Website and app data records
○ ○ ○

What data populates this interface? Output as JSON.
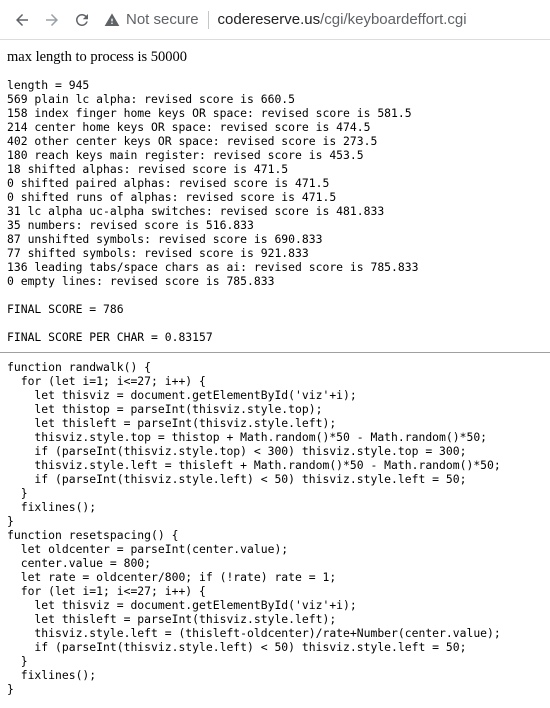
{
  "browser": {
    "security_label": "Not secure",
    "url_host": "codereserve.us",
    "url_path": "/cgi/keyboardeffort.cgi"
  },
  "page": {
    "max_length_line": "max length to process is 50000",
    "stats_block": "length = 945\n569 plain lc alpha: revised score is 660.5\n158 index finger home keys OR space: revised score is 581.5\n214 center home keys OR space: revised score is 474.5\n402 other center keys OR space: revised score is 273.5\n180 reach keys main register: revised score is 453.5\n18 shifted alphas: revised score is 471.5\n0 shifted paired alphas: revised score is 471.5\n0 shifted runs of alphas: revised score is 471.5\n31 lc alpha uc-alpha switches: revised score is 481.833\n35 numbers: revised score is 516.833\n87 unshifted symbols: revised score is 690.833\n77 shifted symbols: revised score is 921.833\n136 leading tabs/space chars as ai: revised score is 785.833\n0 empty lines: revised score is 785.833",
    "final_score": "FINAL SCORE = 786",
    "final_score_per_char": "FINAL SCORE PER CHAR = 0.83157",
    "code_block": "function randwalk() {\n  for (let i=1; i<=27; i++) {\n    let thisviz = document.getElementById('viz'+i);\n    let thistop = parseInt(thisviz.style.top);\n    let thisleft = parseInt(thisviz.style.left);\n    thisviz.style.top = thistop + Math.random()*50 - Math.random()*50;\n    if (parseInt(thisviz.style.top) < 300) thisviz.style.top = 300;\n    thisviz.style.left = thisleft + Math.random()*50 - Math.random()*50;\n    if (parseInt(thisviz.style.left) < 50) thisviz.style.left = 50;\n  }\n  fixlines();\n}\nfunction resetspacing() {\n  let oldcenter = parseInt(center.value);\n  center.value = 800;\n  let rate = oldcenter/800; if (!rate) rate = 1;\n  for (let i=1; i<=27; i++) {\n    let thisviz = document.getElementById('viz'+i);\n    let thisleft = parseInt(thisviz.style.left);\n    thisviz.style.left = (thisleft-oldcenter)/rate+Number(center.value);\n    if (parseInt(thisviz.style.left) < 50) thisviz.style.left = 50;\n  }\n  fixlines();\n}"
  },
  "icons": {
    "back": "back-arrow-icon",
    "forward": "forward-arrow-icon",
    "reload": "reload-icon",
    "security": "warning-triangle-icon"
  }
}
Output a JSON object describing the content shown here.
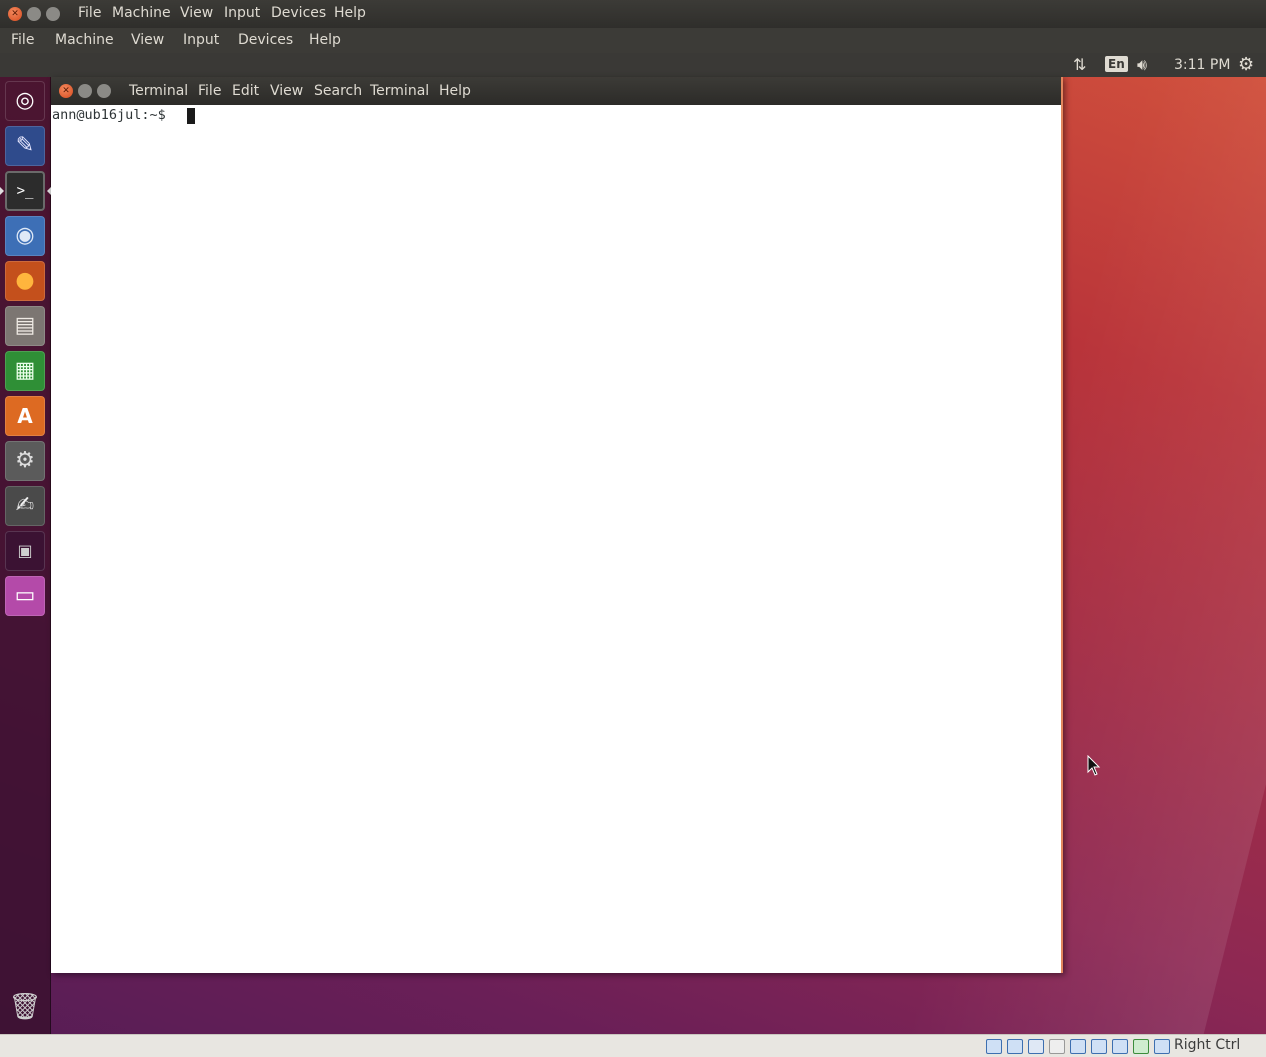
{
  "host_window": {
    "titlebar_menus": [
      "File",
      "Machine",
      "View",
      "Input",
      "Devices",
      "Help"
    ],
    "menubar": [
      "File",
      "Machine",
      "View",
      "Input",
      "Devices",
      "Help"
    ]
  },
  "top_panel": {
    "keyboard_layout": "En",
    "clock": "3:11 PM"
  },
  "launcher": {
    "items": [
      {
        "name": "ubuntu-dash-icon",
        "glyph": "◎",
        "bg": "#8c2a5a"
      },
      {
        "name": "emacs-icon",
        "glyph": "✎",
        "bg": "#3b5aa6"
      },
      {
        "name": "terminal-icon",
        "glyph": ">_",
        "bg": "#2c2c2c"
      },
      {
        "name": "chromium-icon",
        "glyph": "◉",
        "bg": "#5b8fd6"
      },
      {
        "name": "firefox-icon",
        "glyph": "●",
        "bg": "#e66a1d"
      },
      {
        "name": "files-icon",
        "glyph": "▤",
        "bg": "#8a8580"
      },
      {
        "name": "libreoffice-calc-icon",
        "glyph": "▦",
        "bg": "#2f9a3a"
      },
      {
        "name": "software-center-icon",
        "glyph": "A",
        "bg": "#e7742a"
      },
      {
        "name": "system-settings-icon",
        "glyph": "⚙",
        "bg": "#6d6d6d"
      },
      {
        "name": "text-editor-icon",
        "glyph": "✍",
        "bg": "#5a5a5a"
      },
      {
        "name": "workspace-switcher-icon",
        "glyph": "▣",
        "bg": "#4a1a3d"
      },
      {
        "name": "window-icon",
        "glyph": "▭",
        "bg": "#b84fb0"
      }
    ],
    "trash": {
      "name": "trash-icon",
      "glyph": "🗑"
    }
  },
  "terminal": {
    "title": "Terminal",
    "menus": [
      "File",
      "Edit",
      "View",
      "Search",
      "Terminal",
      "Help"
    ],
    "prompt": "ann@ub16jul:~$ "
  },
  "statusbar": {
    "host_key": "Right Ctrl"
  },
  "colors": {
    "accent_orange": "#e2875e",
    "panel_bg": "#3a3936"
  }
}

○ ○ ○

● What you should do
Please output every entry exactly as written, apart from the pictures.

● Answer to the exercise
What data populates this interface? Output as JSON.
{
  "browser": {
    "security_label": "Not secure",
    "url_host": "codereserve.us",
    "url_path": "/cgi/keyboardeffort.cgi"
  },
  "page": {
    "max_length_line": "max length to process is 50000",
    "stats_block": "length = 945\n569 plain lc alpha: revised score is 660.5\n158 index finger home keys OR space: revised score is 581.5\n214 center home keys OR space: revised score is 474.5\n402 other center keys OR space: revised score is 273.5\n180 reach keys main register: revised score is 453.5\n18 shifted alphas: revised score is 471.5\n0 shifted paired alphas: revised score is 471.5\n0 shifted runs of alphas: revised score is 471.5\n31 lc alpha uc-alpha switches: revised score is 481.833\n35 numbers: revised score is 516.833\n87 unshifted symbols: revised score is 690.833\n77 shifted symbols: revised score is 921.833\n136 leading tabs/space chars as ai: revised score is 785.833\n0 empty lines: revised score is 785.833",
    "final_score": "FINAL SCORE = 786",
    "final_score_per_char": "FINAL SCORE PER CHAR = 0.83157",
    "code_block": "function randwalk() {\n  for (let i=1; i<=27; i++) {\n    let thisviz = document.getElementById('viz'+i);\n    let thistop = parseInt(thisviz.style.top);\n    let thisleft = parseInt(thisviz.style.left);\n    thisviz.style.top = thistop + Math.random()*50 - Math.random()*50;\n    if (parseInt(thisviz.style.top) < 300) thisviz.style.top = 300;\n    thisviz.style.left = thisleft + Math.random()*50 - Math.random()*50;\n    if (parseInt(thisviz.style.left) < 50) thisviz.style.left = 50;\n  }\n  fixlines();\n}\nfunction resetspacing() {\n  let oldcenter = parseInt(center.value);\n  center.value = 800;\n  let rate = oldcenter/800; if (!rate) rate = 1;\n  for (let i=1; i<=27; i++) {\n    let thisviz = document.getElementById('viz'+i);\n    let thisleft = parseInt(thisviz.style.left);\n    thisviz.style.left = (thisleft-oldcenter)/rate+Number(center.value);\n    if (parseInt(thisviz.style.left) < 50) thisviz.style.left = 50;\n  }\n  fixlines();\n}"
  },
  "icons": {
    "back": "back-arrow-icon",
    "forward": "forward-arrow-icon",
    "reload": "reload-icon",
    "security": "warning-triangle-icon"
  }
}
Output a JSON object describing the content shown here.
{
  "host_window": {
    "titlebar_menus": [
      "File",
      "Machine",
      "View",
      "Input",
      "Devices",
      "Help"
    ],
    "menubar": [
      "File",
      "Machine",
      "View",
      "Input",
      "Devices",
      "Help"
    ]
  },
  "top_panel": {
    "keyboard_layout": "En",
    "clock": "3:11 PM"
  },
  "launcher": {
    "items": [
      {
        "name": "ubuntu-dash-icon",
        "glyph": "◎",
        "bg": "#8c2a5a"
      },
      {
        "name": "emacs-icon",
        "glyph": "✎",
        "bg": "#3b5aa6"
      },
      {
        "name": "terminal-icon",
        "glyph": ">_",
        "bg": "#2c2c2c"
      },
      {
        "name": "chromium-icon",
        "glyph": "◉",
        "bg": "#5b8fd6"
      },
      {
        "name": "firefox-icon",
        "glyph": "●",
        "bg": "#e66a1d"
      },
      {
        "name": "files-icon",
        "glyph": "▤",
        "bg": "#8a8580"
      },
      {
        "name": "libreoffice-calc-icon",
        "glyph": "▦",
        "bg": "#2f9a3a"
      },
      {
        "name": "software-center-icon",
        "glyph": "A",
        "bg": "#e7742a"
      },
      {
        "name": "system-settings-icon",
        "glyph": "⚙",
        "bg": "#6d6d6d"
      },
      {
        "name": "text-editor-icon",
        "glyph": "✍",
        "bg": "#5a5a5a"
      },
      {
        "name": "workspace-switcher-icon",
        "glyph": "▣",
        "bg": "#4a1a3d"
      },
      {
        "name": "window-icon",
        "glyph": "▭",
        "bg": "#b84fb0"
      }
    ],
    "trash": {
      "name": "trash-icon",
      "glyph": "🗑"
    }
  },
  "terminal": {
    "title": "Terminal",
    "menus": [
      "File",
      "Edit",
      "View",
      "Search",
      "Terminal",
      "Help"
    ],
    "prompt": "ann@ub16jul:~$ "
  },
  "statusbar": {
    "host_key": "Right Ctrl"
  },
  "colors": {
    "accent_orange": "#e2875e",
    "panel_bg": "#3a3936"
  }
}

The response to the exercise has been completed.